In a recent presentation about disinformation, I talked about that study and memory for the gist. But I also considered how it would apply in a disinformation campaign. How could the spaghetti tossed against the wall leave a stain? Let’s consider White Replacement Conspiracy Theory. This is a disinformation campaign that suggests that some unidentified group of elites is conspiring to change the voters in the US. The idea is that these elites are bringing in immigrants to replace the existing population so they can hold power. This set of ideas contains racism and anti-immigrant undertones. Many politicians and media personalities have made statements related to this idea (see the image for some examples). You can find reports about these statements in articles from The New York Times, the Washington Post, and NPR. The Times noted that this basic idea has been covered in some form on over 400 of Tucker Carlson’s shows on Fox News in the last few years. That’s a lot of spaghetti being thrown against the wall.
But people generally will forget these individual statements. Even if they do remember the statements, they probably won’t recall where they heard them.
The gist remains. The stain on the wall is hard to remove. In the case of this conspiracy theory, the basic idea is widely accepted. In a recent survey, the Associated Press asked if people agreed with the idea that a group of elites was trying to replace native-born Americans with immigrants who agreed with their political views. Around one-third of respondents stated they agreed with the statement: 32 percent agreed with the underlying idea of a conspiracy theory. The disinformation campaign has left a serious stain.

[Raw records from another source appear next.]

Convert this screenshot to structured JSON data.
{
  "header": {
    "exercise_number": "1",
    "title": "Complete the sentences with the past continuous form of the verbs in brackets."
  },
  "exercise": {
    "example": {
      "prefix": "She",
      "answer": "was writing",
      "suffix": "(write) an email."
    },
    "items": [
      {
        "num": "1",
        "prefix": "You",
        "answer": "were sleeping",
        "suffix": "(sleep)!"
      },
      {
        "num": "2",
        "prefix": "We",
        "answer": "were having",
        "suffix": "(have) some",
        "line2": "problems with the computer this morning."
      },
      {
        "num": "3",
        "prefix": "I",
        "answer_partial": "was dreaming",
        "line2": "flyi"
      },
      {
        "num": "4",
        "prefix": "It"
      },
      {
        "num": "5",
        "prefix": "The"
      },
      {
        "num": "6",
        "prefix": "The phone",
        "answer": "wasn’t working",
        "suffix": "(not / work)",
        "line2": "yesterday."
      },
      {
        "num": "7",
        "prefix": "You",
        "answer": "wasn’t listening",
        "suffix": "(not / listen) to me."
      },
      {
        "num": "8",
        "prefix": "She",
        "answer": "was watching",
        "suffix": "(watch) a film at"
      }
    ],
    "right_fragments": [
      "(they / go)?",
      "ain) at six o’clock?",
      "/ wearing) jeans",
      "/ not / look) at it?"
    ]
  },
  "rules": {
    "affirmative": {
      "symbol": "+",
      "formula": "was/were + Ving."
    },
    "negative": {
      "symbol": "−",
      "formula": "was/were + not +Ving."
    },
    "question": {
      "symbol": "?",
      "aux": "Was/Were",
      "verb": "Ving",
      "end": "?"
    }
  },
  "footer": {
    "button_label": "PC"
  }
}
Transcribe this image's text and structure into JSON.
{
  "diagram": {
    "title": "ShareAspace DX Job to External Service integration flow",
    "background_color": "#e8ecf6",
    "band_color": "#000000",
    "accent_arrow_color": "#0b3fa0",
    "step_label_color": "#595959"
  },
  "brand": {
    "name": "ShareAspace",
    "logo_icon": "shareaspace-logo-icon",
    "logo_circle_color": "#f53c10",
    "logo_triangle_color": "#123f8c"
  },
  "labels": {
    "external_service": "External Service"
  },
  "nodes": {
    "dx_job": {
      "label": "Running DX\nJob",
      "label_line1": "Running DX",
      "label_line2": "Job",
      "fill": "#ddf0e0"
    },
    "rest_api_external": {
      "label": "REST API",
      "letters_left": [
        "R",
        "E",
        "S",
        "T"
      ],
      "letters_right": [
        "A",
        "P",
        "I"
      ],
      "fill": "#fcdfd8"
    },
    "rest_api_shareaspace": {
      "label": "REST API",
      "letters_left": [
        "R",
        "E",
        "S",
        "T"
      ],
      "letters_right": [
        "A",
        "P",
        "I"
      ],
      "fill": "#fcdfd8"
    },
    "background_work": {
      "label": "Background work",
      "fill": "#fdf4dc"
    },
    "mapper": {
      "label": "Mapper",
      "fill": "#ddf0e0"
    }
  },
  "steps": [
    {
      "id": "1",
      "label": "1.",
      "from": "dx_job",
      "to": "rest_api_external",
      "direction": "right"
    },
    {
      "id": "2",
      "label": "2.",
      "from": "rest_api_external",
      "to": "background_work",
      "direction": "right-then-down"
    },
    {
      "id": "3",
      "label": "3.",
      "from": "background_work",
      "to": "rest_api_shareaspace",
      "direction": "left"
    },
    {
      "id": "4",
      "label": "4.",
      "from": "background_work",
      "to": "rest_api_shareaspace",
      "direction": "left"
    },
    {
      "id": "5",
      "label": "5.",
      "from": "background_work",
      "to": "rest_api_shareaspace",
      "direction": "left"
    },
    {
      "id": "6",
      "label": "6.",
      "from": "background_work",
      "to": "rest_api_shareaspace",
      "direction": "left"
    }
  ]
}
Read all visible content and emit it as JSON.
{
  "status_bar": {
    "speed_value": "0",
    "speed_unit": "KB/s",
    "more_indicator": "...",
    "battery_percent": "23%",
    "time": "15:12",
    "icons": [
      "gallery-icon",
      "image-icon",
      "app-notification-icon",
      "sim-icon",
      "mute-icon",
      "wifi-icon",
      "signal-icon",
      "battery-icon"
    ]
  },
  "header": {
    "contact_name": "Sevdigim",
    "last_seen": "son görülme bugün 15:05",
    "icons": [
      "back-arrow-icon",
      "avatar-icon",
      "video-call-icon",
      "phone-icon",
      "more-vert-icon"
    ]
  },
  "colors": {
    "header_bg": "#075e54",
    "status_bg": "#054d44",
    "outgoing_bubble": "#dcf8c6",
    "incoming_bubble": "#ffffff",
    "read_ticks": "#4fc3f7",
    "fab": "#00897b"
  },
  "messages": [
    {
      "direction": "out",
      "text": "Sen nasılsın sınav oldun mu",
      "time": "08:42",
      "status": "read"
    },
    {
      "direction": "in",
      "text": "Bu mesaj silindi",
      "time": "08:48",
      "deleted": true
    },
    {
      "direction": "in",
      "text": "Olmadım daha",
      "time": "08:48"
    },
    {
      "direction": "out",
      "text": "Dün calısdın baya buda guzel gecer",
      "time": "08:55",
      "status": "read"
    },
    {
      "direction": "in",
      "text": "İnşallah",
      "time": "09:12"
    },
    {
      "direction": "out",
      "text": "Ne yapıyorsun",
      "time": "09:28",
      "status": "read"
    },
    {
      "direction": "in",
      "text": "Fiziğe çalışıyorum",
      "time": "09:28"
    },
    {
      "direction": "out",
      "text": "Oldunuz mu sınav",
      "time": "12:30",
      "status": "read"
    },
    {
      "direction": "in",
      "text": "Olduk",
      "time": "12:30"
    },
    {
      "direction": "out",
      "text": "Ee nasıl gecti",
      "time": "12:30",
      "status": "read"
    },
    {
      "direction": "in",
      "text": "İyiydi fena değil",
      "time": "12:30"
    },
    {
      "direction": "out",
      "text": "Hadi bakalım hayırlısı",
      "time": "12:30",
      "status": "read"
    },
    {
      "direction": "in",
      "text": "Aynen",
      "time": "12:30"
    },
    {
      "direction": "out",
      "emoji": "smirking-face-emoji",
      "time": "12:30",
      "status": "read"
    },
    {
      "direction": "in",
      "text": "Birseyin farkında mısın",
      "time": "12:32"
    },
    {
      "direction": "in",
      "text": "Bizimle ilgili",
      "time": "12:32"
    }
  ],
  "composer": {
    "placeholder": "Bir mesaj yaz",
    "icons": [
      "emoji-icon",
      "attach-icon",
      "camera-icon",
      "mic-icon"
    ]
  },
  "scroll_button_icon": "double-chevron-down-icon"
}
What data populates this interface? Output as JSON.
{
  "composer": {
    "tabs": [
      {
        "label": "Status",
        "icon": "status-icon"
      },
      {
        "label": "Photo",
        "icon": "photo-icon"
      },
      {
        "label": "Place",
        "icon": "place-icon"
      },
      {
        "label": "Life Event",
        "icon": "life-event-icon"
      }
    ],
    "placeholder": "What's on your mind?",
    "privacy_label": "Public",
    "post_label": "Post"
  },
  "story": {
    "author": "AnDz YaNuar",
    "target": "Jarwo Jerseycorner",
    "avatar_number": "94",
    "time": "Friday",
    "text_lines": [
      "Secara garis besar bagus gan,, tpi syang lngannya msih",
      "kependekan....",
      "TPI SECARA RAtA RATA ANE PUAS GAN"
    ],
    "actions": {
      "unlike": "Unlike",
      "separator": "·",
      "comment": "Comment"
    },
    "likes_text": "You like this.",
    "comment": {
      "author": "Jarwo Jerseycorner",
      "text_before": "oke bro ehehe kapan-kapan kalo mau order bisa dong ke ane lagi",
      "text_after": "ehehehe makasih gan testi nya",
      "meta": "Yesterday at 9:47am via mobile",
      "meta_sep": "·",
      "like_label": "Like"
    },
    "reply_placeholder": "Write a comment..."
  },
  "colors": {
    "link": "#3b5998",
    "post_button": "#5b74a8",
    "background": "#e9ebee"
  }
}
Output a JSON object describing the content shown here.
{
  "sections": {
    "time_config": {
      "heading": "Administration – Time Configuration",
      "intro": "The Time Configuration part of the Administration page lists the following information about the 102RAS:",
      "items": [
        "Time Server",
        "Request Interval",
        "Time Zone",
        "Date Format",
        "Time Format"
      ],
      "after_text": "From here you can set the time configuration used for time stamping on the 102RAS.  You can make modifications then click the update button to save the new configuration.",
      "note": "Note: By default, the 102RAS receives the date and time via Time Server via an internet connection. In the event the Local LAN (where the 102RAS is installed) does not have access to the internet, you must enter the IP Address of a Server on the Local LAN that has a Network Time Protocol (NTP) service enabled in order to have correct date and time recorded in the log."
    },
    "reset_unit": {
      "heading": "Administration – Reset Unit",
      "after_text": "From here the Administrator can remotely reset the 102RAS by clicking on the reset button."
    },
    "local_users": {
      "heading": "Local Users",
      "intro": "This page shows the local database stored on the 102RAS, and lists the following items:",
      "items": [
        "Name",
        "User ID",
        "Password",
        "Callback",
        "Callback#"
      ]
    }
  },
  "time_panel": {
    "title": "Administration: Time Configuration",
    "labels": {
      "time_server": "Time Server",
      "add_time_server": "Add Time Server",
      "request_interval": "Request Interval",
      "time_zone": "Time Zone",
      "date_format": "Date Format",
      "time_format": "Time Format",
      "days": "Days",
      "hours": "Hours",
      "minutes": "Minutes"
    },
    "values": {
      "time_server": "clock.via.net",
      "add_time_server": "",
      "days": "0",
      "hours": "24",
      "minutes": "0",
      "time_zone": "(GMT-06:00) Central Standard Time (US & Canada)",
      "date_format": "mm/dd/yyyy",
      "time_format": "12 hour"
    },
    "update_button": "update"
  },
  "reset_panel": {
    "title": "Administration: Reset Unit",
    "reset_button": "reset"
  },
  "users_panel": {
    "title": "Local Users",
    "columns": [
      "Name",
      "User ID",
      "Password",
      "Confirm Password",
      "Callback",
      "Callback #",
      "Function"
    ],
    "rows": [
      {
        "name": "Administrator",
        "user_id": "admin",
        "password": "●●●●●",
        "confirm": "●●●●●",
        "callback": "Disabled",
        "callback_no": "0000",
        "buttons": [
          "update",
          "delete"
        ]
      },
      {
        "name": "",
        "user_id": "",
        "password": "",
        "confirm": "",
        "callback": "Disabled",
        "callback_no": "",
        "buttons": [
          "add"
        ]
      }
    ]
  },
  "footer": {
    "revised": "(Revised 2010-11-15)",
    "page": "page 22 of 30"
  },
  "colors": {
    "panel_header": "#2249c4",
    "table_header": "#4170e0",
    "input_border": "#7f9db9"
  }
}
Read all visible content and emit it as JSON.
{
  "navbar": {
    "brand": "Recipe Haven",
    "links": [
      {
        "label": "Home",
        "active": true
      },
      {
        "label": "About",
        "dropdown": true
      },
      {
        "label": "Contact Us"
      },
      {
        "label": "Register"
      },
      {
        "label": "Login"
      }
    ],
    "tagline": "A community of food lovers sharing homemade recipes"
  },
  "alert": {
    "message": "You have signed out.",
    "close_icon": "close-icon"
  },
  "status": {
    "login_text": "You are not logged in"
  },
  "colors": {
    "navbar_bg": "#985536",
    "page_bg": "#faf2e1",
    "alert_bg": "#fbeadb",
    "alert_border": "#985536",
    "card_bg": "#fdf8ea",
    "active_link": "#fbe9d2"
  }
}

A Hopeful Approach
To counter disinformation, the truth must be as aggressive. In a recent study, Broockman and Kalla (2022) paid people to switch from watching Fox News to CNN for a month. When people changed their news diet, their knowledge and beliefs changed as well. Providing accurate information early may make it harder for disinformation to leave a stain. And changing to accurate information even after exposure to disinformation may help to clean the stain off the wall, to change the gist that remains. But it takes time and a lot of truthful information. And when people went back to watching Fox, their ideas and beliefs returned to baseline.
The Risk of Disinformation
The risk of disinformation campaigns is not simply the individual statements. Those ideas are the spaghetti thrown against the wall. The risk is that the underlying idea will remain. And then we may wander the halls at night like Lady Macbeth trying constantly to remove the stains from our hands, from our minds, from the minds of our neighbors. The damage of disinformation campaigns will outlast individual false statements.
Bransford, J. D., & Franks, J. J. (1971). The abstraction of linguistic ideas. Cognitive Psychology, 2(4), 331-350.
Broockman, D., & Kalla, J. (2022). The manifold effects of partisan media on viewers’ beliefs and attitudes: A field experiment with Fox News viewers. OSF Preprints.